1987 is proving to be a pretty action-packed year. I have left Titan. I have joined QMW (OK, pretty dull job but some great colleagues). I am still part of Acme Press and will get to have dinner with Alan Moore and Will Eisner (more on this later). My crossdressing wings are clipped, but I won’t have to have lodgers forever, and at least I have managed to get out on the scene a little bit. I have had a lead role in a KDC production and have made new friends there.
As the year progresses my relationship with Beth changes from friendship to romance. Me being me, this is a slightly clunky and unconventional process – apart from anything else she is only my second relationship – but it quickly turns into a blissful time, and another reason for turning up late for work (they barely notice, particularly after Sue Hindley is headhunted by ICL and leaves – my new line manager barely knows I work there). We have a pretty happy summer, and I spend increasing amounts of time at the flat in Maida Vale, giving me a breathing space from the current lodger. My cats find the experience rather stressful, as they are never entirely sure when I will turn up.
I feel positive about the fact that I came out as a crossdresser before we started the relationship – as it makes me hopeful that I am with someone who will be accepting. Unfortunately things come unstuck in that regard rather quickly. From this distance the order of events is rather blurry, and in any case this is no-one’s fault exactly. While visiting her parents in North Wales, Beth tells them she is dating a transvestite. They are not entirely thrilled I think. While it is unfortunate that she shared this information with them, my own reaction is weighed down with years of the ingrained conviction that I am no damn good, and that crossdressing brings others nothing but pain, and that people will only like me and treat me like a normal human being if they don’t know.
I realize in retrospect that it might be difficult for anyone to deal positively with my transness so long as I was unable to deal positively with it myself. To extent that I was able to share it with people at all I would tend to be sharing it (at least subconsciously) as a “problem” I felt bad/guilty/ashamed about. Given that, and the limited public understanding (even more so in the 1980s), it’s completely understandable that anyone I told would struggle to understand or empathise, particularly someone in a relationship with me.
The result is that my plans to share my feminine side with her are put on hold, and quickly begin to seem like something that can never happen. It doesn’t make me want to end the relationship with her, which is otherwise great: it just means that once again I troop meekly into the closeted prison I made for myself all those years ago. Given time for everyone to digest the situation, I might have tentatively emerged from my cell again. However life has something much nastier in store for me and I will be living with the consequences for many years to come …

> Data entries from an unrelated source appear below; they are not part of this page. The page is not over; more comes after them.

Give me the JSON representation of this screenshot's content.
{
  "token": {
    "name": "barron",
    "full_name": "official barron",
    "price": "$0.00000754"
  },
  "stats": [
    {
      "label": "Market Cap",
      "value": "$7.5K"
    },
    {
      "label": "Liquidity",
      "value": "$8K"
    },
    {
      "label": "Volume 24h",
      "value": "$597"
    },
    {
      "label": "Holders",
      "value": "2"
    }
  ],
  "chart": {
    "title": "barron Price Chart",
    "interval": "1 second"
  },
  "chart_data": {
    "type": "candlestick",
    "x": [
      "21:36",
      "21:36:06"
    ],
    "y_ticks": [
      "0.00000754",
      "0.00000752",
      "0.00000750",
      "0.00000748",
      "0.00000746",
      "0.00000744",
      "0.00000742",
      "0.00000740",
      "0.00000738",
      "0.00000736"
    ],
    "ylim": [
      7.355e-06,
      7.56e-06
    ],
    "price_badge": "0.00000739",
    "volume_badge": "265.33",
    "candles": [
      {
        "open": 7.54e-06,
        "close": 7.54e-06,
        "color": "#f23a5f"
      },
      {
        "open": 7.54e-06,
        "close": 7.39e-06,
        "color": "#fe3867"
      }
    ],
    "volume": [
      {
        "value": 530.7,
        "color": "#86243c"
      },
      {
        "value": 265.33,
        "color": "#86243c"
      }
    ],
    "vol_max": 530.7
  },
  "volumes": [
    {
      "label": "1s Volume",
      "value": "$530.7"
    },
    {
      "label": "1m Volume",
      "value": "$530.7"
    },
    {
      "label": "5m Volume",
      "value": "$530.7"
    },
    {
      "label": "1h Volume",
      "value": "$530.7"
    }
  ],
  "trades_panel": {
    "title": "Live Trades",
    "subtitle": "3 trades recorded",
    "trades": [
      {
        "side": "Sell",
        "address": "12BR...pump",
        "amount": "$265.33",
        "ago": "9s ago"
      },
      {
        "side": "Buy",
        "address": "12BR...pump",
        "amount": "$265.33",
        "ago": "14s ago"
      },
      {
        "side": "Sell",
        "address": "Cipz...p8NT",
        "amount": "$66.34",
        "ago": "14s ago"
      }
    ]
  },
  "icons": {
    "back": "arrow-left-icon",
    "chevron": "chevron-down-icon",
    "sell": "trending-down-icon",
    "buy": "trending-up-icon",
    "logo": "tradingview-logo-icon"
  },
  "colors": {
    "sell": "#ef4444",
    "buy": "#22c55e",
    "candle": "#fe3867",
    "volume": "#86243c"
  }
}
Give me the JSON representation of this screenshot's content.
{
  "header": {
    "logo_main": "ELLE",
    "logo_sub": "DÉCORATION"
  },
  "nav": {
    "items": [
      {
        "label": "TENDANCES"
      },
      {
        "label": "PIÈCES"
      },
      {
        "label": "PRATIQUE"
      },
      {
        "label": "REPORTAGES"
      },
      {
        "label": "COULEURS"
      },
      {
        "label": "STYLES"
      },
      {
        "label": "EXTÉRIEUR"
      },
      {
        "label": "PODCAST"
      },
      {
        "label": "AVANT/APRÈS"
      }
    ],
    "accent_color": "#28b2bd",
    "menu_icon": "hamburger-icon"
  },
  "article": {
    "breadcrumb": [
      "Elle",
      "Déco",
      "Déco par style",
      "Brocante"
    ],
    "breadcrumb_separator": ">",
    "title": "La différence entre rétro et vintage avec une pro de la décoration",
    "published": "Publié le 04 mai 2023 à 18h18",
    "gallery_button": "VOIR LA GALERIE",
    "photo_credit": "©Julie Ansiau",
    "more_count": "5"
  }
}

My GP has referred me to hospital because of my non-standard physical development. I don’t quite see it like that at the time – I am focused on the botched surgery I went through at thirteen. I will never know why that operation was not successful but I guess there are two distinct scenarios. Incompetence and negligence is one scenario – that the surgeon screwed things up and then never told anyone, relying on my timidity and my parents’ ignorance. The other possibility is that my development was sufficiently unusual that he could not put it right – he would still have been negligent for not telling us, but possibly not incompetent if the situation was genuinely unfixable. The medical records (which in any case might not be detailed enough) are long gone. Given everything else that has happened since, I lean towards the second explanation, but I will never know.
In due course my appointment comes up, and I see the consultant, who operates out of Wanstead Hospital. This hospital, apparently used to film exterior scenes for the sitcom Doctor in the House I now discover, closes a couple of years later and is later turned in to luxury flats. I think the consultant is also the surgeon – certainly by the time I am admitted to hospital later in the year I have already met him. He examines me and makes some suggestions. The main requirement is to have a fertility test – the results of that will determine the best course of action. So in due course I march along to a local clinic and provide what is necessary.
When the results come back they are in the normal range. For many years I have understood that my situation may result in infertility, and in all the years I have been to scared to seek help the situation has been preying on my mind. I remember walking down the hill towards the tube station, relieved and thankful for the news. I have no idea what lies in store for me within a few short months.
In due course I receive a letter telling me I will be admitted to hospital for corrective surgery in October 1987. And so it begins …